5. Respiratory Protection (1910.134), 2,826 violations:

Companies aren’t providing employees with a medical evaluation before they use respirators, they don’t have a respiratory protection program, and employees don’t receive a fit test. Most cited: Auto maintenance, masonry contractors, cut stone contractors and painting and wall covering contractors.

6. Ladders (1926.1053), 2,766 violations:

Problems inspectors find most: ladders not extending at least three feet above a landing, using the wrong type of ladder, employees using the top step, and ladder structural defects. Most cited: Roofing, framing, siding and painting contractors.

7. Powered Industrial Trucks (1910.178), 2,347 violations:

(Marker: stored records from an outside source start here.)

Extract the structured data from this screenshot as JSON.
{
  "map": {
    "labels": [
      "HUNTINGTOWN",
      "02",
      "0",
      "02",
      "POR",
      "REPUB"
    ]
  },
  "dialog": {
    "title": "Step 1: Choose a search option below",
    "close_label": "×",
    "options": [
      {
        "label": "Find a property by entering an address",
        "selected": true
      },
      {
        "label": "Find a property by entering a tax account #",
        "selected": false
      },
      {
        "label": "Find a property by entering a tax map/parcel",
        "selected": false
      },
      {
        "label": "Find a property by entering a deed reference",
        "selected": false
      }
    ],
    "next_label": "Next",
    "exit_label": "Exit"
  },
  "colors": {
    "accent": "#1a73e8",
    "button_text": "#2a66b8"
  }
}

Problems inspectors find most: trucks not operating in a safe manner, operators not re-evaluated every three years, no certificate of training, and trucks in unsafe condition. Most cited: warehouses, framing contractors and machine shops.

8. Fall Protection – Training Requirements (1926.503), 2,059 violations:

Inspectors find employees weren’t provided training, there’s no written certification, training is inadequate, and employees don’t retain training. Most cited: roofing, framing, siding, commercial and residential contractors.

9. Machine Guarding (1910.212), 1,987 violations:

Employers aren’t guarding points of operation, equipment isn’t anchored properly, and fan blades aren’t guarded. Most cited: machine shops and metal shops.

10. Personal Protective Equipment – Eye and Face Protection (1926.102), 1,630 violations:

Workers aren’t protected from flying parts, liquid chemicals and radiant energy (welding), and there’s no side protection for eyes. Most cited: roofing, framing, masonry and siding contractors.

However, WA L&I has three citations that did not make the federal list:

• First-Aid Training/Certification (WAC 296-155-120) – 1 person onsite at all times with a current Certificate, all crew leaders must have a valid certificate
• Accident Prevention Program (APP) (WAC 296-155-110)– Having a current written program
• Excavation, Trenching, and Shoring (WAC 296-155-655) – General Requirements

Use this knowledge to make proper plans and extra focus on these area. Remember, safety is your best tool!